• DATA:
________________________
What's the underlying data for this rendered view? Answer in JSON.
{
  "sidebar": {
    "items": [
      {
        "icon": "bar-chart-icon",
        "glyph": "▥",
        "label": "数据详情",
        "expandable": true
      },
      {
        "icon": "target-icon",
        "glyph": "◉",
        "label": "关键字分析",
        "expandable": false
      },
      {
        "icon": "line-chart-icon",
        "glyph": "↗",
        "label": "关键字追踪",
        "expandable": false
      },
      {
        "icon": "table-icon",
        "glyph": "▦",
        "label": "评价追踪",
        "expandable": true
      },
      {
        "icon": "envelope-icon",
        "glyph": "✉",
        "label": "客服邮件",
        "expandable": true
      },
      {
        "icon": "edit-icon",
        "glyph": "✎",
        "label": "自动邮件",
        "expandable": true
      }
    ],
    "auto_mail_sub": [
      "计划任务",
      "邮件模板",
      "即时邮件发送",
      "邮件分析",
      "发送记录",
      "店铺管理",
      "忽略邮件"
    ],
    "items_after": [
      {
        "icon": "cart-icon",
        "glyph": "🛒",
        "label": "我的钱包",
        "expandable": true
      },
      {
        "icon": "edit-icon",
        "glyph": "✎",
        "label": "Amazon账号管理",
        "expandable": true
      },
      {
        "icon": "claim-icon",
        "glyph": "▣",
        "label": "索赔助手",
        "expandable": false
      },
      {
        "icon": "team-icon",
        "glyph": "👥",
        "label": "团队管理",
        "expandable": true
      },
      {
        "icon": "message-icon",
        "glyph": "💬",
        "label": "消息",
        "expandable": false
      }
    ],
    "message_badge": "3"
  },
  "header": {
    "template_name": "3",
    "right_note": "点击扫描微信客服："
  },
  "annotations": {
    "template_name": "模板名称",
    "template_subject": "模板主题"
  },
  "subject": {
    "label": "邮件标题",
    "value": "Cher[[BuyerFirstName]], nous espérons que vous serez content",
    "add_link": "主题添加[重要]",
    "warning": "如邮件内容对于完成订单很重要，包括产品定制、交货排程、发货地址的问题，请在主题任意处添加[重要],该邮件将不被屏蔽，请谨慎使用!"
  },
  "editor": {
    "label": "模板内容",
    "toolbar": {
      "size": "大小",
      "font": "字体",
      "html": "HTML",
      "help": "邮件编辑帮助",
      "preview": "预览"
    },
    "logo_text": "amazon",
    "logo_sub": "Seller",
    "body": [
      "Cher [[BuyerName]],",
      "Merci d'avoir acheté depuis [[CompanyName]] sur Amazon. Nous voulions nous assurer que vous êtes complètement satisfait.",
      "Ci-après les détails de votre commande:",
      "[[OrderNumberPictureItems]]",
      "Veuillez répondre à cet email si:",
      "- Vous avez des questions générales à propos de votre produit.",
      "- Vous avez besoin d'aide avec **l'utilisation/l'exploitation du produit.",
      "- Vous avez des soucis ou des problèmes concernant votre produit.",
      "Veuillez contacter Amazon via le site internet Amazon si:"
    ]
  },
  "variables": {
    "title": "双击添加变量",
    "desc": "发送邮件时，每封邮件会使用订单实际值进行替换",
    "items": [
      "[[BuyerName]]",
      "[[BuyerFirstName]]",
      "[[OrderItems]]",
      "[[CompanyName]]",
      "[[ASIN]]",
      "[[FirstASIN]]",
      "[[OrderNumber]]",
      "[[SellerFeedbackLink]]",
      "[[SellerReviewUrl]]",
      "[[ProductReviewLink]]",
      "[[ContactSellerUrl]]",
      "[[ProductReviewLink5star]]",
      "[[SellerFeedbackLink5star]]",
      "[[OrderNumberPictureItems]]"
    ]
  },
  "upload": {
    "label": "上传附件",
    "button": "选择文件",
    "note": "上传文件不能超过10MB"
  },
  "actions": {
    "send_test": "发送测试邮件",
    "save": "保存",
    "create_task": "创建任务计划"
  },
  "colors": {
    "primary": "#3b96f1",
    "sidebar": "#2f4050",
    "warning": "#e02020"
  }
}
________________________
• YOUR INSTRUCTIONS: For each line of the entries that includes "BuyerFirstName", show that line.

• WORKED SOLUTION:
    "value": "Cher[[BuyerFirstName]], nous espérons que vous serez content",
      "[[BuyerFirstName]]",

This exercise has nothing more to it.